Bloor bets on CEP for 2012

Thanks to David Luckham for pointing out an interesting set of predictions from Philip Howard, analyst at Bloor Research. The top 3 were directly CEP-related, the others mostly indirectly CEP-related…

  • Real-time everything. … What I think is interesting is the growth in the data replication market specifically to support real-time BI as opposed to failover, disaster recovery, zero-downtime migrations and the like. I would not be at all surprised if we see the introduction of lightweight BI-only data replication products into the marketplace.

Right-on! The world is indeed real-time, and businesses are increasingly realising it (and in some cases, IT departments too). As for BI-only data replication… using real-time data and event technologies (e.g. TIBCO ActiveSpaces) provides the BI data alongside the operational data in real-time – you want to replicate to the database for analytics and archiving only, rather than replicate to the real-time data store!

  • Continuous BI. I think we’ll hear a lot more about this as a generic market for complex event processing as opposed to the vertical markets that CEP has previously addressed.

Again, this is already happening, although the traditional BI vendors are resisting the change as much as possible. CEP vendors are using terms like operational visibility, operational intelligence, continuous intelligence, real-time analytics etc – to pretty much all indicate the same continuous BI capability. So computing statistics on-the-fly is an increasing trend, but note is not yet formalised (I haven’t seen any text book on this topic yet).

  • CEP adoption by SIEM vendors…. and smaller, more agile companies … all offering CEP in this space …

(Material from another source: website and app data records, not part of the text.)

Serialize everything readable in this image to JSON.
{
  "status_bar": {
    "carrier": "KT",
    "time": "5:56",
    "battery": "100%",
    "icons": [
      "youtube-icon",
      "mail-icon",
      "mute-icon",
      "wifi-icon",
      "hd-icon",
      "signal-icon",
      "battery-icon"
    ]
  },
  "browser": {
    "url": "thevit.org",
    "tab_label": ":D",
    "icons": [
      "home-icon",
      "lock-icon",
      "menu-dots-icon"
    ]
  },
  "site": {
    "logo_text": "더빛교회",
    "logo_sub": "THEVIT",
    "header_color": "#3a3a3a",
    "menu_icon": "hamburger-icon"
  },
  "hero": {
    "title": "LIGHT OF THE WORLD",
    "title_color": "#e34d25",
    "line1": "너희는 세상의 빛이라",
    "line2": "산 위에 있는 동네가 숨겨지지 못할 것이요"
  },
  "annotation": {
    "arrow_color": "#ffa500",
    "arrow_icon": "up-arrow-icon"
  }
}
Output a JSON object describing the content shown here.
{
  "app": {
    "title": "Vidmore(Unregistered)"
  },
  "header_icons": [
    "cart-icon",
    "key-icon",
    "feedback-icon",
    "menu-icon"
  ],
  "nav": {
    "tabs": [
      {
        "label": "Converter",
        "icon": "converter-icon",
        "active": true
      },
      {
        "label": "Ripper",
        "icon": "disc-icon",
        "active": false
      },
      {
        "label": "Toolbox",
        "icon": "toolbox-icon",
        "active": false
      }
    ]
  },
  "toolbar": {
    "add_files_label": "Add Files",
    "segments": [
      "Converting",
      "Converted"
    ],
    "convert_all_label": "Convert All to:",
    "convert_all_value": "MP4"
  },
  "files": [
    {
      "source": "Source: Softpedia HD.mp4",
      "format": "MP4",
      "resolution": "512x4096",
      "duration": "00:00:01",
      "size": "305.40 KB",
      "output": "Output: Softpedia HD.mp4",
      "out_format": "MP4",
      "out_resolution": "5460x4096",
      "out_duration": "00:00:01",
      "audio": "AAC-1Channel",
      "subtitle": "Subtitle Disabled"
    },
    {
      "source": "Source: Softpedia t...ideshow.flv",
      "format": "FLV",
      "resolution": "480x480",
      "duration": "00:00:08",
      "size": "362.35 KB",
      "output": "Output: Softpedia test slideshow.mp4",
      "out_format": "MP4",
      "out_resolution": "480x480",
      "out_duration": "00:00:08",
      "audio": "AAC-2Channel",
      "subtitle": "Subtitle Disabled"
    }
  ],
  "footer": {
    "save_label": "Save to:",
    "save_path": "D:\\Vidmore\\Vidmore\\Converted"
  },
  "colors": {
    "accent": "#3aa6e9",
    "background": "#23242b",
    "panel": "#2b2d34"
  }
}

Security Information and Event Management is in some ways a subset or specialisation of CEP: SIEM is about managing security events, security event processing, and management of detected security events. CEP tools are already doing this at the cyber-security scale, and most SIEM tools I see are providing (usually constrained) CEP capabilities. The problem is that every event can be considered from a security perspective (e.g. TIBCO Hawk detecting resource usage increases and monitoring log files) so there is often an advantage in taking the wider CEP view than some vendors’ limited perspective on what constitutes a security event.

  • Warehousing adoption by SIEM vendors. …How can you claim to offer analytics against security and log data if you don’t have an analytic platform to support it? …

Although one should not confuse data warehouses with analytics, the implication is clear: apart from real-time analytics you should also consider long-term trend analysis and other predictive analytics against your events (security and otherwise), using appropriate visual and statistical analytic tools (e.g. TIBCO Spotfire and TIBCO Spotfire Miner respectively).

  • Growth in PMML adoption. … the standard for porting data mining models. …

PMML is a great idea and hopefully it will mature more for useage across the SAS and R communities over the coming months. Apart from the analytics standard there is also work on decision modelling (DMN) which could have even wider repercussions (not that I’m biased at all!).

  • Lots more big data. … As more products and companies enter this space, or claim to, the more murky the whole big data thing will become.

As more big data is created, there will be more clamour for processing it before it becomes data (i.e. as events).

  • The emergence of the Data Scientist. …

Or Company Statistician? Or Business Event Analyst? To go with the Business Process Analyst and Business Decision Analyst presumably…

  • The logical data warehouse. …

So is this the start of the demise of the illogical data warehouse? From an event perspective, data warehouses are really for storing old events for long term analytics purposes. That shouldn’t be a big deal…